New website and visits sources
You have great expectations. When a new site runs, it will be great. Business starts. Orders and jobs just simply come. Lots of new customers. Lots of money.
Reality? You started the web ... and nothing. A day, two, a week has passed ... and crowds nowhere. What is wrong? Waiting for your phone and email boxes ... but no one calls or writes on the web. And you really need to start earning money.
Start the website = instant success? Myth!
Starting the Web is just the beginning. And a lot of people do not understand or know it. They feel that if they let themselves do (good) the web, it will start an endless inflow of orders. How is it really?
- We launched the site! If a new site is created, a new domain will be created, no one knows about it. And so no one will come to them. If you do not share the link or find out about the search engine. It is time to start getting traffic to work.
- Search Traffic? It will take a few days for the site to be indexed on search engines. This is only the case if you have sent information to the search engines on the newly created site, or they have links from other sites or social networks to the site, and the search engines will get to it themselves. This is a few days delay in getting organic attendance.
- Social networking? The people themselves will not come and will rarely start to spread a link to your site. Did you share information about your new Facebook pages with friends? Probably everyone looked, some laughed or commented, and the traffic for a day jumped beautifully, but few day later it is again 0.
- Traffic from other sites? You asked a few business partners to place links to your site on their sites. Sometimes someone clicks, but it's not much.
What now? You seem to have exhausted all your options, but those internets do not work the way you expected. Disappointment, frustration.
Where do visitors actually come from?
- Natural visitors - people go "alone", most often through search engines - if the content of the site matches the requirements of the target group for which the site is intended. Or you have such an interesting product/service that people say about it and share a link to the web on social networks.
- Acquired Traffic - I'm here to host visitors who you had to take some steps to bring. Sharing on social networks (creating a profile/site, engaging in discussions, etc.), creating backlinks, registering in catalogs. Additionally, they can be offline activities such as advertisements, billboards, corporate business cards, or even signatures in emails.
- Paid Traffic - Both of the above sources of visitors are on a longer route. If you want / need to get visitors to your site really fast, use paid advertising campaigns (Sklik, AdWords, Facebook). You pay for each visitor, but you'll get them on the web before they show up and your other activities associated with the previous two points will work. If you've done everything right, you'll be able to dwindle paid campaigns and work from natural and unpaid paid traffic.

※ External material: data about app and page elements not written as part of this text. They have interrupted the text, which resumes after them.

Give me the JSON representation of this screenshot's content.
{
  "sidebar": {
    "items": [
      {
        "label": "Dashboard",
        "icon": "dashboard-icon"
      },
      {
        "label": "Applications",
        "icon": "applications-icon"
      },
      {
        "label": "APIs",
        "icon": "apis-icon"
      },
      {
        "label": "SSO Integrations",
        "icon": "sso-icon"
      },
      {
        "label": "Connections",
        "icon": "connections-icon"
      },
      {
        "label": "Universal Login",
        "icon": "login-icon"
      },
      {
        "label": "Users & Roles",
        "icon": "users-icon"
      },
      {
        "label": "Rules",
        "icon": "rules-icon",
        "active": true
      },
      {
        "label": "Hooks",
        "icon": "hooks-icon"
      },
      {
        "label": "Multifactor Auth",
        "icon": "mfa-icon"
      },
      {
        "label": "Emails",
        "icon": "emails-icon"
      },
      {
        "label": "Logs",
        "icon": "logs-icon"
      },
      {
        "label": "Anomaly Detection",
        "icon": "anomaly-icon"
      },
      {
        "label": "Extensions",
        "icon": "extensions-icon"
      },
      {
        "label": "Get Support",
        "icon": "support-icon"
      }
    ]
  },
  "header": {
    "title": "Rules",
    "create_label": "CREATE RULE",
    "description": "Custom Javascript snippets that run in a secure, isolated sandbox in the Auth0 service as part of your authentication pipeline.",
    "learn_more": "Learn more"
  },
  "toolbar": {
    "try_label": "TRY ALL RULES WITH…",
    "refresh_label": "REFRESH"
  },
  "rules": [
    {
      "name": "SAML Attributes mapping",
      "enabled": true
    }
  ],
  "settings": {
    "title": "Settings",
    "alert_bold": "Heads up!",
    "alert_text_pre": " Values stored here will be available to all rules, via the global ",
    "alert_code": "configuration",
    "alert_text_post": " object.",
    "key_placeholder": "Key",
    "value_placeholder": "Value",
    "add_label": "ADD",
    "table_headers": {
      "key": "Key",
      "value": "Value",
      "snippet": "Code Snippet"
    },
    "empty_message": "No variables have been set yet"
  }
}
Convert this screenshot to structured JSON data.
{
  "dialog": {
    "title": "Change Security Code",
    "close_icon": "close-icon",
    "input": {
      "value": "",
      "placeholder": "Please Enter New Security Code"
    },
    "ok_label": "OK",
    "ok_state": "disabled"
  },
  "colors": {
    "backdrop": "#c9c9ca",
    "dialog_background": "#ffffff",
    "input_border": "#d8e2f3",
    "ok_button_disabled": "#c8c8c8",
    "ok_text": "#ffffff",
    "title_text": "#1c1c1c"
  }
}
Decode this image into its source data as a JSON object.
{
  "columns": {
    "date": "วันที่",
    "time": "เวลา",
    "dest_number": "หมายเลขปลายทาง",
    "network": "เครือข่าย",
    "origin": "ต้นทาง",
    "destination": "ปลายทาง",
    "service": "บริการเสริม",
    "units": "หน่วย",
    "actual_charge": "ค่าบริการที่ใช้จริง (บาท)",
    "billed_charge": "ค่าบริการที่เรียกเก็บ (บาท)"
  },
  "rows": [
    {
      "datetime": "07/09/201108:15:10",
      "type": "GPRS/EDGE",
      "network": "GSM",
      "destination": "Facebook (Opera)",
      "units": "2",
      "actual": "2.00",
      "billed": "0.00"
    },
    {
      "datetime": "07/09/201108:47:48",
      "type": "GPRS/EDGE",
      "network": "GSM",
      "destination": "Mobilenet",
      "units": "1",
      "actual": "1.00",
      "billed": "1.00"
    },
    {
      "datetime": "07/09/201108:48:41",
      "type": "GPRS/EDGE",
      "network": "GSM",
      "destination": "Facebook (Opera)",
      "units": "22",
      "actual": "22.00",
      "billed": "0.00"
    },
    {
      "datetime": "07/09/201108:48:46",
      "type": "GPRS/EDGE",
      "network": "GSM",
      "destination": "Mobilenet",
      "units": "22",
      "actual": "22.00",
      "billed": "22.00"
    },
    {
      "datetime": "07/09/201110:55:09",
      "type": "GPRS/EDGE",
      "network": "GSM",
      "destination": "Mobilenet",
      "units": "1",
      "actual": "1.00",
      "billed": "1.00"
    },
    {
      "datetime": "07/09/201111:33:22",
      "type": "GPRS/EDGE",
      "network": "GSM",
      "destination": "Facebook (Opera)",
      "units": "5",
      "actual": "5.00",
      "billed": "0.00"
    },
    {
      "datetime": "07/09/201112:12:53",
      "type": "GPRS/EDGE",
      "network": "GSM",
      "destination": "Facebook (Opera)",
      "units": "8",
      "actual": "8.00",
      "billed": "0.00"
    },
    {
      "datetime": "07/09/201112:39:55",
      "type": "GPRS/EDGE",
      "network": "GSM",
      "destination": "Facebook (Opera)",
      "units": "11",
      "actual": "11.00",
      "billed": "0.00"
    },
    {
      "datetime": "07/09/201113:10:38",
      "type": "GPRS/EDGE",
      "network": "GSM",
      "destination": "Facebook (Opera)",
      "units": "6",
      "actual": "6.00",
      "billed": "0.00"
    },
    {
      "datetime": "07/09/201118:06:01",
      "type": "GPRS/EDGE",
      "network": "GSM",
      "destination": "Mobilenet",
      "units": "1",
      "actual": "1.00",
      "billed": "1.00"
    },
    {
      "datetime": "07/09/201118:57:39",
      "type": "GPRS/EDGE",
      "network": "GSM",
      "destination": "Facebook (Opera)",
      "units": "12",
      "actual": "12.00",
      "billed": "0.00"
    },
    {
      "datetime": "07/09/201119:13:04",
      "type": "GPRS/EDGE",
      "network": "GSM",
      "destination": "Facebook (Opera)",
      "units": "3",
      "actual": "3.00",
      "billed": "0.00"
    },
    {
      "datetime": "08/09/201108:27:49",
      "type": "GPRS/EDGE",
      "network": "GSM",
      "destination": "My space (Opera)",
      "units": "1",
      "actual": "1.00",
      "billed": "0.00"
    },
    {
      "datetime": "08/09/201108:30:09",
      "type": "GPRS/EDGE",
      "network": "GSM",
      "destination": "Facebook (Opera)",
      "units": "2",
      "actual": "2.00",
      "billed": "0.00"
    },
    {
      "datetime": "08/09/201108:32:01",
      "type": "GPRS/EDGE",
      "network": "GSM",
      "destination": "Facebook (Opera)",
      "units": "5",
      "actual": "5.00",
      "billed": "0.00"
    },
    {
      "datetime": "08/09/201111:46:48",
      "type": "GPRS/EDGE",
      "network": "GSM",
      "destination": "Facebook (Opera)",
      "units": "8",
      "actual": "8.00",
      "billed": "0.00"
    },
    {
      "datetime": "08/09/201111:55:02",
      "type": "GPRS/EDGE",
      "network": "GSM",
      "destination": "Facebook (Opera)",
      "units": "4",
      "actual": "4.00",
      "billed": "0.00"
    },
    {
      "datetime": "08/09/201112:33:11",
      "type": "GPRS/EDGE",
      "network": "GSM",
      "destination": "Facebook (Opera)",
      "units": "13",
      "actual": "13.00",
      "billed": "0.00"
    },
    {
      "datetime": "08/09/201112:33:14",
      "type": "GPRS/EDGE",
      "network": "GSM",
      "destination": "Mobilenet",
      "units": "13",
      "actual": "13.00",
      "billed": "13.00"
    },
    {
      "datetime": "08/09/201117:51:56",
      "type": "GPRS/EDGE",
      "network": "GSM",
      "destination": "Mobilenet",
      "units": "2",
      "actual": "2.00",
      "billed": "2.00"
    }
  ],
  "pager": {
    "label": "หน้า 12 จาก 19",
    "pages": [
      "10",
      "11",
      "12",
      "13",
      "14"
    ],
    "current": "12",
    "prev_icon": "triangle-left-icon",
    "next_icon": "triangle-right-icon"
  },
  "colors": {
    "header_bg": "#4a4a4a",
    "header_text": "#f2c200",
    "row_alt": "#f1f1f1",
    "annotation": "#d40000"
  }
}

Do not condemn your paid campaigns - they are extra costs but with immediate effect.
What do you want to take and what to do to keep your traffic coming?
To be active. This is in three words a summary of the next text. The number of new websites is constantly increasing and search engines are getting more and more complicated by the task of delivering the most appropriate answers to user queries. There are new sites and old sites. Valuable sites and ballast sites. Sites updated and websites neglected. Sites professionally done and sites full of errors. Sites with original content and sites with stolen or downloaded content. So search engines try to prioritize a search for trustworthy, maintained and quality sites that will be useful to people.
- Look at the site in terms of content. Write new articles, add texts, expand them. Give your customers valuable insights from your industry. Work continuously to get backlinks from industry related sites. Publish articles on industry servers. Do some social networks make sense to you? Use them. You always have something to say.
- Check their technical condition (for example, mobile accessibility). Here too, the site requirements were completely different five years ago than they are now.
- Do not rely solely on online. There are many other ways out of the internet to take care of your promotion.
Many of these activities will not bring an immediate effect. It's a run for a longer track. However, your ongoing activity will pay off in the long run. And you get ahead of those who just launched their site and then did not reach for it. And what do you think - when the search engine "thinks" about which site it favors - whether it is neglected or active and popular that has people to say?
Of course, all of the above works, you need to devote enough space to reflect on the specific focus, the clear goal and sense of the site, and the definition of the audience for which you are creating.
And if you are doing something, you should want to know if it works and further adjust and optimize your promotional activities accordingly. We are talking about evaluation and analytics. Every activity should measure if something has been brought. From time to time, look back on whether what you are doing makes sense. Whether it's not money laundering.
Summary at the end
The Web is a necessity for most entrepreneurs. But it is not self-sustaining, and it would be a mistake to rely on just getting it from the beginning (beware - I'm not talking about e-commerce here). It's not a miracle that automatically starts generating money at the start of the launch. It's just another promotion tool. Just like other marketing online and offline channels.
Do not forget about prints, personal recommendations, paid advertising campaigns, professional magazines, and more. The power is to combine everything together.